  • Wilmon Vincent, who in 2011 was convicted of Manslaughter in the 1st Degree in connection with the fatal shooting of a 64 year-old rooming house resident.
  • Dal Brand, who in 2011 was convicted of Assault in the 2nd Degree and Criminal Possession of a Weapon in the 3rd Degree and was sentenced as a second felony offender (an aspiring career criminal) in connection with the repeated physical abuse of his girlfriend during multiple domestic violence assaults and the possession of two electronic stun guns.
  • Kyle McClain, who in 2011 was convicted of Criminal Possession of a Weapon in the 2nd Degree and was sentenced as a second violent felony offender (an aspiring career criminal) in connection with possessing drugs and a loaded and unlicensed handgun.
  • Tevin Morrow, who in 2012 was convicted of Assault in the 1st Degree, Assault in the 2nd Degree, and Criminal Possession of a Weapon in the 2nd Degree in connection with the shooting of two people, one of whom has been left with severe and permanent injuries.
  • Raymone Burts, who in 2011 was convicted of Robbery in the 2nd Degree and Attempted Robbery in the 1st Degree and sentenced as a persistent violent felony offender (a career criminal), in connection with three gunpoint robberies and the shooting of a store clerk.
  • Stephan Merritt, who in 2012 was convicted of Attempted Burglary in the 1st Degree, Robbery in the 2nd Degree, and Robbery in the 3rd Degree, and was sentenced as a persistent violent felony offender (a career criminal) in connection with a string of burglaries and armed robberies.
  • Mark Bridenbaker, who in 2012 was convicted of Reckless Assault of a Child in connection with the violent shaking and lengthy hospitalization of an eight-week old infant.
  • Anthony Brown, who in 2012 was convicted of Attempted Assault in the 2nd Degree in connection with a hammer attack and domestic violence assault upon his girlfriend, which resulted in her hospitalization.
  • Roberto Texidor, who in 2012 was convicted of Criminal Possession of a Weapon in the 2nd Degree in connection with possessing a loaded and unlicensed handgun during a domestic violence assault.

All of the foregoing convictions were the result of guilty pleas, often made in return for leniency from the court; i.e. a sentence less than the maximum.
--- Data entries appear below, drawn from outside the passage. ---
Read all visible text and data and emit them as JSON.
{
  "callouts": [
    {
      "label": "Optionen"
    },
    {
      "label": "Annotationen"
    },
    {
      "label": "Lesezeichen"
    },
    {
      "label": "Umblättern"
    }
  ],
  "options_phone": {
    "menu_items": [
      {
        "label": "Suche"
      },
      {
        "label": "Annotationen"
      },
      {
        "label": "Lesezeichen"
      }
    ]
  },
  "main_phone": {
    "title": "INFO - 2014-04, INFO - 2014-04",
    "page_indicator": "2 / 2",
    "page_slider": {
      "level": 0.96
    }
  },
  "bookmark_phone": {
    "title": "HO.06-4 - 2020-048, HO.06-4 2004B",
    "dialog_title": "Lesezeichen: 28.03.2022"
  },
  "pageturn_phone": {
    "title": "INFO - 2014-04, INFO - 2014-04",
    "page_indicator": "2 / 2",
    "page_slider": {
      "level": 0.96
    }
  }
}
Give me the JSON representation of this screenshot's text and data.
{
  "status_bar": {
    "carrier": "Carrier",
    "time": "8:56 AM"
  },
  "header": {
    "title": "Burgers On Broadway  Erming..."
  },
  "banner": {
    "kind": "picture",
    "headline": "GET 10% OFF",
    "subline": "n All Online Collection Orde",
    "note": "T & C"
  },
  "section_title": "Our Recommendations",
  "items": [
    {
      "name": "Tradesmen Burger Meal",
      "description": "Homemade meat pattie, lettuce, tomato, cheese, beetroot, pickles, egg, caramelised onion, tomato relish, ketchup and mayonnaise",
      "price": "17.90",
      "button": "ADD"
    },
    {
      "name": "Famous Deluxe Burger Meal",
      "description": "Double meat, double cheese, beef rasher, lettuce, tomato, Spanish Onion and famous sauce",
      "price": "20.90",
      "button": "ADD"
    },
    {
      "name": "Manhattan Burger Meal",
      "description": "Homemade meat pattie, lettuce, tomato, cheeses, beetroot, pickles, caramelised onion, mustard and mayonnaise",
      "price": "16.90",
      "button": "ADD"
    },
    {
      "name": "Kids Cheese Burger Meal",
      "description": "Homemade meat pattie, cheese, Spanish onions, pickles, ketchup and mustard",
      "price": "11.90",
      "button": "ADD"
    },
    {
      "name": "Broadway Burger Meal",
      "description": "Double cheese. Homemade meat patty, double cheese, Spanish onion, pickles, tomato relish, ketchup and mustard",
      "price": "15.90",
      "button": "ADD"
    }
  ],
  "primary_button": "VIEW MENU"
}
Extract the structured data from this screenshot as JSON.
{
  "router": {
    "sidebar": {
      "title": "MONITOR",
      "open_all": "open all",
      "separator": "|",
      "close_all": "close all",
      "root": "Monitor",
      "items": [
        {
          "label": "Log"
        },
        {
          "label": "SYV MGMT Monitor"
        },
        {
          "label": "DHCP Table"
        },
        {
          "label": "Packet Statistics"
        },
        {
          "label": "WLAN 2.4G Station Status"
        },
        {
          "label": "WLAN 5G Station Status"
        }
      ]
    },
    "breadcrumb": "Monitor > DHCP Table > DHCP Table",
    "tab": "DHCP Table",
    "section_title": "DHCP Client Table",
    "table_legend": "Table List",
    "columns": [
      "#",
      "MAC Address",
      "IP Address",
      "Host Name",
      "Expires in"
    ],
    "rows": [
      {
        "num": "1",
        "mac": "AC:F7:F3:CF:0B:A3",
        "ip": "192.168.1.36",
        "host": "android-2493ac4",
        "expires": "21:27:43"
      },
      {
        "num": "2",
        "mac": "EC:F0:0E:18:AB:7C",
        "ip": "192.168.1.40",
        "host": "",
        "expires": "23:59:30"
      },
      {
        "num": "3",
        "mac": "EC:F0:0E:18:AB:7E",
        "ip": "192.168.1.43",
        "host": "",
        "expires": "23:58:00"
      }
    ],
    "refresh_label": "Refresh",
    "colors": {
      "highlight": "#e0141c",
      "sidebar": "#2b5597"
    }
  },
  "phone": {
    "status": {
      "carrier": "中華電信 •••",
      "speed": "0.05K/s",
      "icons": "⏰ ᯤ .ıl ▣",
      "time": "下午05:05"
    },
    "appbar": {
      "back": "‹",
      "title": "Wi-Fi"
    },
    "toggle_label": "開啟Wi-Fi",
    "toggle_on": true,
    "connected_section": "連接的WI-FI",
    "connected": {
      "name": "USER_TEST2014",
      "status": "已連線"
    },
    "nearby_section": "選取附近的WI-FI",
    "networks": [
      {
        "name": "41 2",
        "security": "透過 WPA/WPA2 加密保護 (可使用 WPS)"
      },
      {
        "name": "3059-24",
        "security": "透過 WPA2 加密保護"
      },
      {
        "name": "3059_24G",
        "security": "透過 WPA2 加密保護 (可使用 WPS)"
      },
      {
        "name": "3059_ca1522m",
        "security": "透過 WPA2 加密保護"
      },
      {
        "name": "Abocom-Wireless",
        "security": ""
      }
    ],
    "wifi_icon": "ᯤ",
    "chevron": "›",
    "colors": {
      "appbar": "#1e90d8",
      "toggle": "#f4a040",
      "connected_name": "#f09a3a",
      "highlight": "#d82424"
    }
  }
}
None of these defendants were innocent or the victim of a so-called “wrongful conviction.” Each and every one of these defendants admitted to their crimes in a court of law, under oath, and in the presence of his attorney.

All of the foregoing convictions were also accompanied by two appeal waivers or promises to the court that they would not appeal their convictions. The first waiver was oral, under oath, and made in the presence of defense counsel. The second waiver was in writing, signed by the defendant, and witnessed by defense counsel.

Despite having twice waived their right to appeal, all of the foregoing defendants nevertheless appealed and tried to overturn their convictions, causing the District Attorney’s Office (a publicly funded agency) to devote substantial resources to fight the appeals and uphold the convictions.

All of the above defendants were represented by lawyers who were paid for their legal representation out of public funds. In other words, taxpayers paid not only for the District Attorney’s Office to fight these appeals, but they also paid for lawyers to file these appeals, even though the defendants waived their right to appeal under oath. 

DA Sedita stated: “It is vitally important that all citizens accused of a crime, including the indigent, have competent legal representation. However, it is troubling when costly, unnecessary and frivolous appeals are repeatedly brought on behalf of career criminals and violent felons, especially when they are also being repeatedly financed by the law-abiding taxpayers of Erie County.”